What could have been: The ‘Star Wars’ projects we’ll never get to see
Watching what Disney has done with Star Wars is kind of like watching a middle-aged man on a parkour session. There’s so much momentum starting out, but then it just . . . doesn’t land right.
We generally try not to read about scripts and films in pre-pre-production since so many of them end up trapped in development hell, but on this occasion we decided to put together a list on the Star Wars projects that never made it off the ground, much less into a galaxy far, far away.
Our sadness scale ranges from 5 (complete and total devastation at the beauty that could have been) to 0 (lowest on the sadness scale and conversely the amount of minutes we’ve spent thinking about these projects since we heard about them).
Obi-Wan’s hermit adventures
The first half of 2018 was a magical time. Rogue One had become a critical and cultural hit despite the reports of a difficult time filming, and it the Star Wars universe seemed limitless in the stories to be told.
Then Solo: A Star Wars Story came out. While the reviews were fine and it performed at the box office, the popcorn flick did seem like the start of general Star Wars fatigue. At the time, there were rumors Obi-Wan, portrayed by Ewan McGregor in the prequels, was going to get his own standalone film. McGregor attended the premiere of Solo: A Star Wars Story, adding fuel to the fire, but then . . . nothing happened.
We did not get to experience Obi-Wan living out his best hermit life in a desert on Tatooine, which could have been like Grey Gardens with Tusken raiders instead of New England shut-ins, and we were truly sad about it.
Sadness ranking: 4
We love Kenobi’s fondness for lightsabers and disappointment in padawans, so thank goodness Obi-Wan will be getting his dues on the future Disney+ series.
Boba Fett’s sarlacc adventures
We are tired – so tired – of Lucasfilm mining its original characters for new content. That said, Boba Fett is not technically a major character, with no ties to the force, and (besides that one time he turned Han Solo over to Jabba the Hutt to become a human popsicle) he has not had all that many run-ins with the other Star Wars canon characters.
There have been rumors about a Boba Fett spinoff in the works for decades, and during Solo’s release, there were reports that Logan director James Mangold would develop the film.
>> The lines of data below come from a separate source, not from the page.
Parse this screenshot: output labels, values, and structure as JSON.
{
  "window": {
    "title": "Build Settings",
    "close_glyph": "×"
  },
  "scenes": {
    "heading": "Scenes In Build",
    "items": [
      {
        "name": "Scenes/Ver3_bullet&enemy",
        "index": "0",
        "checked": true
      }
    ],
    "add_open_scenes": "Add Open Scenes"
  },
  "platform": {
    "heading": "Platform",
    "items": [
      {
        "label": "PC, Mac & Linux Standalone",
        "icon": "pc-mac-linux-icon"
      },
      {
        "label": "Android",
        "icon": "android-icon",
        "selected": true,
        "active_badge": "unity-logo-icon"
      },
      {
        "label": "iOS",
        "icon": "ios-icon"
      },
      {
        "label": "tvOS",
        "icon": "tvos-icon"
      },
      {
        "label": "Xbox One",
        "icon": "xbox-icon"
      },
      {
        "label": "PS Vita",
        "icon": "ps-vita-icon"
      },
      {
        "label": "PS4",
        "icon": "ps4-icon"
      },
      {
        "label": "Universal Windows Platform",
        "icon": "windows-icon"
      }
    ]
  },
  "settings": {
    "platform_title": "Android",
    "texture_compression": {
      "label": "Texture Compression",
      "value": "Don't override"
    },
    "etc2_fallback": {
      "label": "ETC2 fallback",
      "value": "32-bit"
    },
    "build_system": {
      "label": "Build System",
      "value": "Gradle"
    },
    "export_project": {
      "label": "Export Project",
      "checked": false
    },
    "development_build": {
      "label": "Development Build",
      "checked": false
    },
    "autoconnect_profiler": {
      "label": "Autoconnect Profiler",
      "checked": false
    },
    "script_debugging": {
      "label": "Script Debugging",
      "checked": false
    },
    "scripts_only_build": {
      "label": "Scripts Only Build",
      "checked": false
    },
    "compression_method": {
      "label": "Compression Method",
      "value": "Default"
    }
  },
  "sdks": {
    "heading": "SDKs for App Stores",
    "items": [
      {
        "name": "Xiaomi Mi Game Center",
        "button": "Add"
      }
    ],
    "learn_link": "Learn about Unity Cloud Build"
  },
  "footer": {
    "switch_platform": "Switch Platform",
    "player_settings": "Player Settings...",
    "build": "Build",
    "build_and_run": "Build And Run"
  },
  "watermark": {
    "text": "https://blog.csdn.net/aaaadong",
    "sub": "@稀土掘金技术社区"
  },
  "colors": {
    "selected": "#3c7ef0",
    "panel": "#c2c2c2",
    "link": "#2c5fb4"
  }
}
However, since then there has been no news related to the project, nor updates about future developments.
Sadness ranking: 2
Unless the entire show revolves around how he gets out of that sarlacc pit – in that case our ranking moves up to a solid 3.
Whatever Episode IX would have been with Colin Trevorrow
A long time ago in a media landscape far, far away from what we now know, Colin Trevorrow was listed as director for Star Wars: Episode IX after he pitched his idea to Lucasfilm President Kathleen Kennedy, Disney President Alan Horn, and Disney CEO Bob Iger.
A Wall Street Journal report said Kennedy was unhappy with the drafts Trevorrow and his frequent collaborator Derek Connolly were providing; then Lucasfilm hired Harry Potter and the Cursed Child writer Jack Thorne to develop a draft for Episode IX that led to more unhappiness; then Kennedy made the decision to fire Trevorrow and move on rather than go through more rewrites.
Sometimes, in the dead of night, we wonder why Trevorrow was hired in the first place, as he had only directed Safety Not Guaranteed and Jurassic World up until that point. One of those was a good movie, the other was a movie with a dinosaur that could turn invisible.
Sadness ranking: 0
We all dodged a dinosaur-shaped bullet with this one.
Whatever mess those Game of Thrones guys would have barfed out
We understand there has to be an enormous amount of pressure placed on the people at Lucasfilm to develop new films in the Star Wars universe. It’s an unwinnable task, as old fans will be angry the films aren’t replicas of the original series, the young fans will be angry the films are replicas of the original series, and racists and misogynists will be angry the films give agency to anyone who isn’t a white guy or wookie.
Game of Thrones was a cultural phenomenon for a few years, so we can understand why Lucasfilm might have wanted Game of Thrones co-creators David Benioff and D.B. Weiss to take the helm for another Star Wars trilogy.
However, after the Red Wedding and George R.R. Martin’s source material ran out (not to mention the author’s steady hand on the series’s wild tiller), it became clear that it wasn’t the writing that people were tuning in to watch, but rather the dragons, t**s and death count.
Sadness ranking: 0